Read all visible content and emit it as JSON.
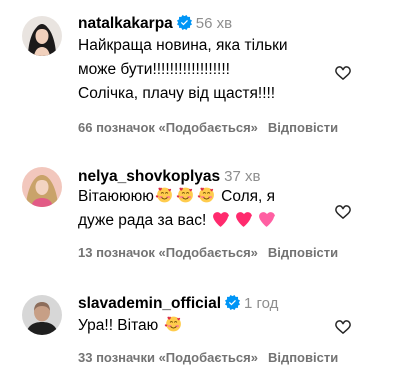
{
  "comments": [
    {
      "username": "natalkakarpa",
      "time": "56 хв",
      "verified": true,
      "lines": [
        "Найкраща новина, яка тільки",
        "може бути!!!!!!!!!!!!!!!!!!",
        "Солічка, плачу від щастя!!!!"
      ],
      "likes": "66 позначок «Подобається»",
      "reply": "Відповісти"
    },
    {
      "username": "nelya_shovkoplyas",
      "time": "37 хв",
      "verified": false,
      "line1_text_a": "Вітаюююю",
      "line1_text_b": " Соля, я",
      "line2_text": "дуже рада за вас!",
      "emoji_names": [
        "smiling-face-with-hearts",
        "red-heart",
        "pink-heart"
      ],
      "likes": "13 позначок «Подобається»",
      "reply": "Відповісти"
    },
    {
      "username": "slavademin_official",
      "time": "1 год",
      "verified": true,
      "line_text": "Ура!! Вітаю",
      "likes": "33 позначки «Подобається»",
      "reply": "Відповісти"
    }
  ],
  "colors": {
    "verified_badge": "#0095f6",
    "secondary_text": "#737373",
    "heart_emoji": "#ff2a6d"
  }
}
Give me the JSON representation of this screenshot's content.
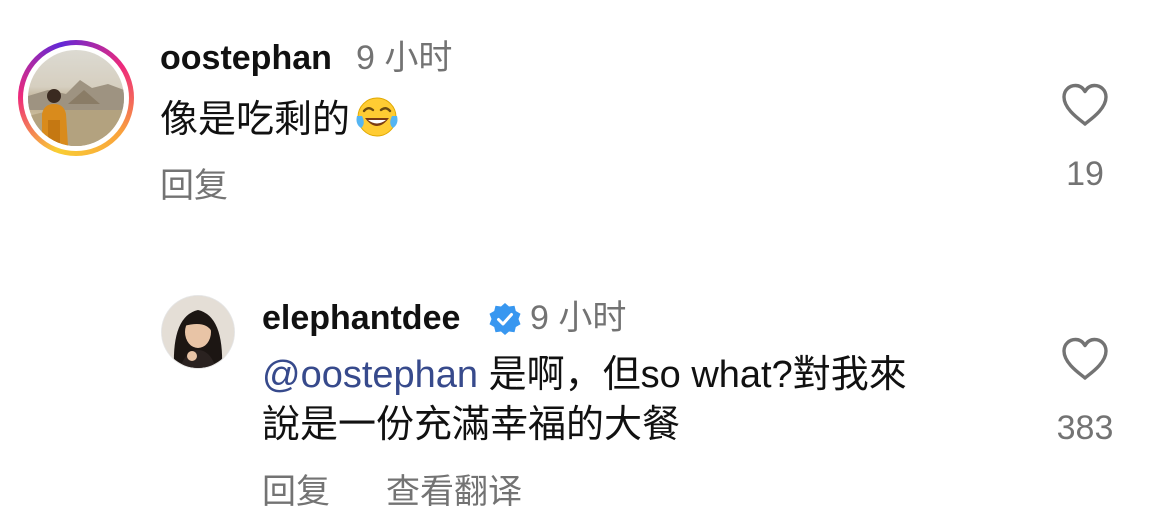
{
  "comments": [
    {
      "username": "oostephan",
      "time": "9 小时",
      "text": "像是吃剩的",
      "emoji": "face-with-tears-of-joy",
      "reply_label": "回复",
      "like_count": "19",
      "avatar_story_ring": true
    },
    {
      "username": "elephantdee",
      "verified": true,
      "time": "9 小时",
      "mention": "@oostephan",
      "text_line1": " 是啊，但so what?對我來",
      "text_line2": "說是一份充滿幸福的大餐",
      "reply_label": "回复",
      "translate_label": "查看翻译",
      "like_count": "383"
    }
  ],
  "icons": {
    "like": "heart-outline-icon",
    "verified": "verified-badge-icon"
  },
  "colors": {
    "username": "#111111",
    "meta": "#737373",
    "mention": "#374a8c",
    "verified": "#3897f0",
    "background": "#ffffff"
  }
}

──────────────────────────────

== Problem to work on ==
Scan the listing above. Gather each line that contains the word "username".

== Answer to this task ==
      "username": "natalkakarpa",
      "username": "nelya_shovkoplyas",
      "username": "slavademin_official",
      "username": "oostephan",
      "username": "elephantdee",
    "username": "#111111",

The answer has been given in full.